-- Source information follows --

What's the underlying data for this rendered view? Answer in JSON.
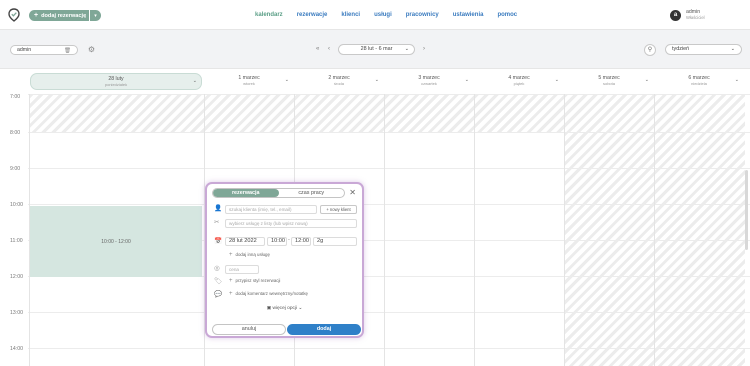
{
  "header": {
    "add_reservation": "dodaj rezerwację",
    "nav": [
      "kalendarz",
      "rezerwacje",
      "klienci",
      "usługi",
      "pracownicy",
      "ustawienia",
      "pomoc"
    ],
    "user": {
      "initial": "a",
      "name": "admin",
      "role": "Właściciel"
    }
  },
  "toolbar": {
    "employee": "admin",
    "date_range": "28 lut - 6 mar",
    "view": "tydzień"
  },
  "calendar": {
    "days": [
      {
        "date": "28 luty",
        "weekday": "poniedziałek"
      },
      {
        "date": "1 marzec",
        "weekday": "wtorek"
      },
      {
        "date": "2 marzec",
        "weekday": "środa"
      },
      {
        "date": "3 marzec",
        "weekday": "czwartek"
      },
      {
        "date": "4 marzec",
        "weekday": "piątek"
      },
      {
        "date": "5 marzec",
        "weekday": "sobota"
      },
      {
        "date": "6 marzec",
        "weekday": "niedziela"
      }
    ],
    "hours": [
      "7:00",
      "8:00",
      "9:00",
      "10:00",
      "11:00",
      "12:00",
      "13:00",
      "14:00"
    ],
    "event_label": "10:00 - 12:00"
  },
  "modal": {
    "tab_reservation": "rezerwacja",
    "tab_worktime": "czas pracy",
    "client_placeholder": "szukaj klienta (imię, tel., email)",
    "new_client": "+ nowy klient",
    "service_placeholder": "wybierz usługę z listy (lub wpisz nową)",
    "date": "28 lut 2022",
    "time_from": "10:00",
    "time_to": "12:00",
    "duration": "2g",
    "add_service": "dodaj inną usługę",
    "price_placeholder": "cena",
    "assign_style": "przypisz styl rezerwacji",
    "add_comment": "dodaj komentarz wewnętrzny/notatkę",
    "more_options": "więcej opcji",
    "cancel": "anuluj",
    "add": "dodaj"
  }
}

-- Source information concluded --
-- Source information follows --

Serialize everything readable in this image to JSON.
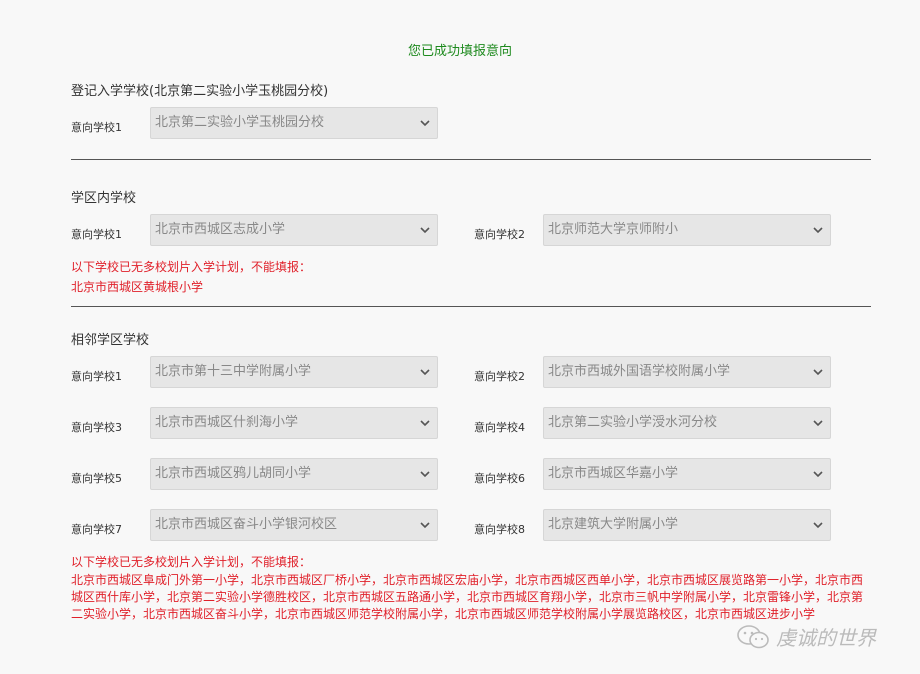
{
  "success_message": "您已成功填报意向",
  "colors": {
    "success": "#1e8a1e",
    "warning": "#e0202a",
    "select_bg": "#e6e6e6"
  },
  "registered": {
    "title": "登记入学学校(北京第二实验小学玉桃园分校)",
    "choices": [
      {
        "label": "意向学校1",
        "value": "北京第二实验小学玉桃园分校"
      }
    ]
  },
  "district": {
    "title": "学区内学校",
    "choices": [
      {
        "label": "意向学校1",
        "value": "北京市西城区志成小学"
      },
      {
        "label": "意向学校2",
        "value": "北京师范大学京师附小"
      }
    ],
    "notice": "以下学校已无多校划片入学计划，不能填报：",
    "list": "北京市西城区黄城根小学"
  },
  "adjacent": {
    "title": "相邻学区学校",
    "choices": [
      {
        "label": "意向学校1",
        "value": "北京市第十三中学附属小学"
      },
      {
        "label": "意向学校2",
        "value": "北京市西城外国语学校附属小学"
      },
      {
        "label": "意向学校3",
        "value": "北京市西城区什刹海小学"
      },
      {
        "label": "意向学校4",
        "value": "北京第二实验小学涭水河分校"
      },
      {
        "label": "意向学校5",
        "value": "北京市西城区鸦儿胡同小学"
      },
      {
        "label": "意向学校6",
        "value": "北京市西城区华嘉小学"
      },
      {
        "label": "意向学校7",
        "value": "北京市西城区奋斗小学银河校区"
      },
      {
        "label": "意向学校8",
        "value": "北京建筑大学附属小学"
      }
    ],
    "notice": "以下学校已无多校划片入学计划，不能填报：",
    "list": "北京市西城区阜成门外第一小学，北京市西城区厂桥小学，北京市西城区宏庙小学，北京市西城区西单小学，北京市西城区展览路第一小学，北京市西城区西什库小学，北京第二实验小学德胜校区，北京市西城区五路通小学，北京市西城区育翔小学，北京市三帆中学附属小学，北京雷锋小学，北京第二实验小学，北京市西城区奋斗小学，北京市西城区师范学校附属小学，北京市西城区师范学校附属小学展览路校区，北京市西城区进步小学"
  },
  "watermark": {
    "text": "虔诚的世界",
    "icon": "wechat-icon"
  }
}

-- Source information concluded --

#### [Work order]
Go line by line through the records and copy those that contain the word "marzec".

#### [Output of the task]
        "date": "1 marzec",
        "date": "2 marzec",
        "date": "3 marzec",
        "date": "4 marzec",
        "date": "5 marzec",
        "date": "6 marzec",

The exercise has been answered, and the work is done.